The adaptive immune response is fully dependent on the proper T cell development. Committed lymphoid progenitors in the thymus undergo a series of events including positive and negative selection, resulting in naïve T cells. The second pillar of the T cell function consists of the activation and differentiation processes of naive CD4+ precursor cells in response to cues provided by antigen presenting cells. The different CD4 T cell fates are determined via complex and cross-interactive networks consisted of cytokines and transcription factors. The co-expression of the latter affects the functional capabilities and the flexibility of the different CD4 T cell subsets.
Recently, the three-dimensional (3D) organization of chromatin has been recognized as a crucial regulator of gene expression. The factor CTCF has been proposed as a major player for establishing the 3D structure of genomes. However, the complex environment of developing T cells requires additional master regulators to operate the 3D interactome. The special AT-rich sequence binding protein 1 (SATB1) is a well-known genome organizer that has also been suggested to play this role. In the cell nucleus, SATB1 creates a cage-like protein structure providing a physical prop for DNA and also serving as a platform for other protein complexes. Its ability to create tetramers facilitates genome folding by creating DNA loops and such looping events may constitute one of the major mechanisms for gene expression regulation. The importance of SATB1 in thymocyte development has already been established and affects the proper function of the adaptive immune system.
SATB1 undergoes isoform-specific phase transitions in T cells

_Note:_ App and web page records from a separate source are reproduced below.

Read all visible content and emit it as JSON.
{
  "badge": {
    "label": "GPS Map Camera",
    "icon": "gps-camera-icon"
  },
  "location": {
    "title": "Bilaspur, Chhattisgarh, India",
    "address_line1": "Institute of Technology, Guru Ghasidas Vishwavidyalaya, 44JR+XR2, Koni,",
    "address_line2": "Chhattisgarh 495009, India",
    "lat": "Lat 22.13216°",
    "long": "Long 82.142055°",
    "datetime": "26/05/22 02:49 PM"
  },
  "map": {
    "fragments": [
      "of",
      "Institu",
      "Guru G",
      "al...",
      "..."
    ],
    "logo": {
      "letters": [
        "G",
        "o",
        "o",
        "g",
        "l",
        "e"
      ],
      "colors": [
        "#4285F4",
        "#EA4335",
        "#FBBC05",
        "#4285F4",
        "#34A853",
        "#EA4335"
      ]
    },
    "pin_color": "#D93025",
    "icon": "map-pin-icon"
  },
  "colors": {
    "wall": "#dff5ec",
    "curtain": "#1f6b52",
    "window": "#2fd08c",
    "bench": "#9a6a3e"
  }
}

Tomas Zelenka, Petros Tzerpos, Giorgos Panagopoulos, Konstantinos Tsolis, Dionysios-Alexandros Papamatheakis, Vassilis M. Papadakis, David Stanek, Charalampos Spilianakis
bioRxiv 2021.08.11.455932; doi: https://doi.org/10.1101/2021.08.11.455932
The 3D enhancer network of the developing T cell genome is controlled by SATB1
Tomas Zelenka, Antonios Klonizakis, Despina Tsoukatou, Sören Franzenburg, Petros Tzerpos, Dionysios-AlexandrosPapamatheakis, Ioannis-Rafail Tzonevrakis, ChristoforosNikolaou, Dariusz Plewczynski, Charalampos Spilianakis
bioRxiv 2021.07.09.451769; doi: https://doi.org/10.1101/2021.07.09.451769
HiChIP and Hi-C Protocol Optimized for Primary Murine T Cells.
Zelenka T, Spilianakis C.
Methods Protoc. 2021; 4(3):49. doi: https://doi.org/10.3390/mps4030049
landscape in T cells.
Zelenka T & Spilianakis C.G.
Nucleus 2020; 11: 117-131; doi: https://doi.org/10.1080/19491034.2020.1775037
Conservation of microRNA Gene Localization at the Nuclear Periphery.
Salataj E, Stathopoulou C, Hafþórsson RA, Nikolaou C, Spilianakis C.G.
PLoS One 2019; 14(11):e0223759. https://doi.org/10.1371/journal. pone.0223759
Long non-coding RNA SeT and miR-155 regulate the Tnfα
gene allelic expression profile.
Stathopoulou C, Kapsetaki M, Stratigi K, Spilianakis C.
PLoS One 2017; 14;12(9):e0184788. doi: https://doi.org/10.1371/journal.pone.0184788
Coordinated Regulation of miR-155 and
miR-146a Genes during Induction of Endotoxin Tolerance in Macrophages.
Doxaki C., Kampranis S.C., Eliopoulos A.G., Spilianakis C., Tsatsanis C.
J Immunol. 2015; 195(12):5750-5761. doi: 10.4049/jimmunol.1500615
Spatial proximity of homologous alleles
and long noncoding RNAs regulate a switch in allelic gene expression.
Stratigi K., Kapsetaki M., Aivaliotis M., Town T., Flavell RA., Spilianakis CG.
Proc Natl Acad Sci USA 2015; 112(13):E1577-1586 doi: https://doi.org/10.1073/pnas.1502182112
Higher order chromatin organization controls the regulation of genome activity and serves as an additional epigenetic mechanism that modulates cellular functions and gene expression programs in diverse biological processes. Spatial positioning of different gene loci can be directly linked to gene expression while other findings confirm that deregulation of nuclear architecture can be linked to severe diseases. Apart from the organization of chromatin per se, the metazoan interphase nuclei are also functionally compartmentalized, with different repressive and active nuclear sub-compartments governing gene expression. Compartments such as the nuclear lamina and the nucleolus gather repressed genes, while RNA Pol II factories attract expressing genes. Allelic interactions and gene repositioning with functional importance are common during the regulation of immune responses. Chromatin loops, constituting Lamina Associated Domains (LADs), modify their proximity to the nuclear lamina offering a plausible explanation to past reports documenting the relocalization of gene loci, upon their transcriptional activation, away from the nuclear periphery, further supporting the implication of nuclear lamina in gene silencing.